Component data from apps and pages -
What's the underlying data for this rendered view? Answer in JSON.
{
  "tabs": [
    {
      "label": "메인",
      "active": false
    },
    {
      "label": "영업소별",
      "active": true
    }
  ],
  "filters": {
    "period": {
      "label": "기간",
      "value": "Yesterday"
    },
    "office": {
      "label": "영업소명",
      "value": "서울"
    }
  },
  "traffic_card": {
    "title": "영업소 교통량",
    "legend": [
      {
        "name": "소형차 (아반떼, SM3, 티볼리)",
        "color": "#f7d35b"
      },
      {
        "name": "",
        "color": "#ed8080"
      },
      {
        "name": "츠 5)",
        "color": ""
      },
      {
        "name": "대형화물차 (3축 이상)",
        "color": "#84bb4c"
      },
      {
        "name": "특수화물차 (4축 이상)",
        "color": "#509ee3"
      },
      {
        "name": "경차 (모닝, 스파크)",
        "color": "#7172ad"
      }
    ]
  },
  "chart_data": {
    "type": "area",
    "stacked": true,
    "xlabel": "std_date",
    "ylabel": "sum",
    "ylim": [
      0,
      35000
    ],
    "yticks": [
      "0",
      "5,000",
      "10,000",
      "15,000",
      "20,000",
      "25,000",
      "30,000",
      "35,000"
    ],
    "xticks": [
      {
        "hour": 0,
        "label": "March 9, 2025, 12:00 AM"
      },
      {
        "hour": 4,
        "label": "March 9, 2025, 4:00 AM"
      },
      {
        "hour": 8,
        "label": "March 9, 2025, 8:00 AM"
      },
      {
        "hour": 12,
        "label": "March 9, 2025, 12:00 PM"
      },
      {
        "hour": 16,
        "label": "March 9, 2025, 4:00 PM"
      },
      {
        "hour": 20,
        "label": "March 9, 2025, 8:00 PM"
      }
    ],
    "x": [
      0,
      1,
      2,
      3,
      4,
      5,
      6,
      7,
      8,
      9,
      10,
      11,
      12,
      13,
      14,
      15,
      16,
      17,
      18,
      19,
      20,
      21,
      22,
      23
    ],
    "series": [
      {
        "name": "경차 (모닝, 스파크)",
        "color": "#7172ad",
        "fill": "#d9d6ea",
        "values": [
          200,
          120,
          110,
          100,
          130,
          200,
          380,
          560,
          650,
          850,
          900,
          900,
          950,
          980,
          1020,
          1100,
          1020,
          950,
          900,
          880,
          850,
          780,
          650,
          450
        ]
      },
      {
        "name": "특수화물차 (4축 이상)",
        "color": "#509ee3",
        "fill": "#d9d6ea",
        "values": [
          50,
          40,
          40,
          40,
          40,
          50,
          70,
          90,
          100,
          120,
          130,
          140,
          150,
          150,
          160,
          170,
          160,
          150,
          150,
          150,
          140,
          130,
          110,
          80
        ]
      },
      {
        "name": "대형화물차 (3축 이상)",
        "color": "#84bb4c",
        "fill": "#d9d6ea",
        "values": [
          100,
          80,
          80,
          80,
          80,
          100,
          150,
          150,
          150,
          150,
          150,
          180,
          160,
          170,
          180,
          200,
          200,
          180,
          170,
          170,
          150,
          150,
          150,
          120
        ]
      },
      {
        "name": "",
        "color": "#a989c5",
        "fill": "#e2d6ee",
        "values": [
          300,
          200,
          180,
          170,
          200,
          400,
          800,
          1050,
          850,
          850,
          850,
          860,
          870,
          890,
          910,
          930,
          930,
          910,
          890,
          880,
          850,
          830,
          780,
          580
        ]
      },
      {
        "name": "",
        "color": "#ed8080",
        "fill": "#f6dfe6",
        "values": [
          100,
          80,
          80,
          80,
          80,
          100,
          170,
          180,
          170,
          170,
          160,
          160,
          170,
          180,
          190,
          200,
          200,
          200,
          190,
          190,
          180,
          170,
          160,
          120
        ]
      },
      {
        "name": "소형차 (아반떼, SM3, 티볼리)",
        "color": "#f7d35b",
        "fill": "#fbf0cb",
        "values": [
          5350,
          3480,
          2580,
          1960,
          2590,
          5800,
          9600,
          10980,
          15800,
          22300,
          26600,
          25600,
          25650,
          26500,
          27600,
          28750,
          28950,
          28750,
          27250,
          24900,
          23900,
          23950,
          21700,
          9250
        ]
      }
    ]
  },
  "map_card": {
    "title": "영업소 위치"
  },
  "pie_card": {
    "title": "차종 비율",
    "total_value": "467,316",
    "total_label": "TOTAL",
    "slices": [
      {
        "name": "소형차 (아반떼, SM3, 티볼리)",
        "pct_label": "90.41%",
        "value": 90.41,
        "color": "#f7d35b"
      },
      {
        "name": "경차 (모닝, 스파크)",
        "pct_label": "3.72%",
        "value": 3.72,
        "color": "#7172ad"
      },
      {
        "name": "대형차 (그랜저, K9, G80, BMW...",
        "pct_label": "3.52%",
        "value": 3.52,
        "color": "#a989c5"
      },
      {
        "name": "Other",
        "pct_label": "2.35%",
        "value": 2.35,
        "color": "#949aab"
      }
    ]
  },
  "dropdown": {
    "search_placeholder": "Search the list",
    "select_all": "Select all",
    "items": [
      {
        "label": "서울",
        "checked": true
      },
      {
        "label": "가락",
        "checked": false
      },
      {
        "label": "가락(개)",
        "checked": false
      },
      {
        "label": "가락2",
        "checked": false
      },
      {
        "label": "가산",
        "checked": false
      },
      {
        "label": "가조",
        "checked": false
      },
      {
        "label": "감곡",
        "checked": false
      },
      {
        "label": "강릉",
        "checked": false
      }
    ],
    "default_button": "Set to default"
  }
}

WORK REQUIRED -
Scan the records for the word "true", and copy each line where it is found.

EXERCISE RESPONSE -
      "active": true
    "stacked": true,
        "checked": true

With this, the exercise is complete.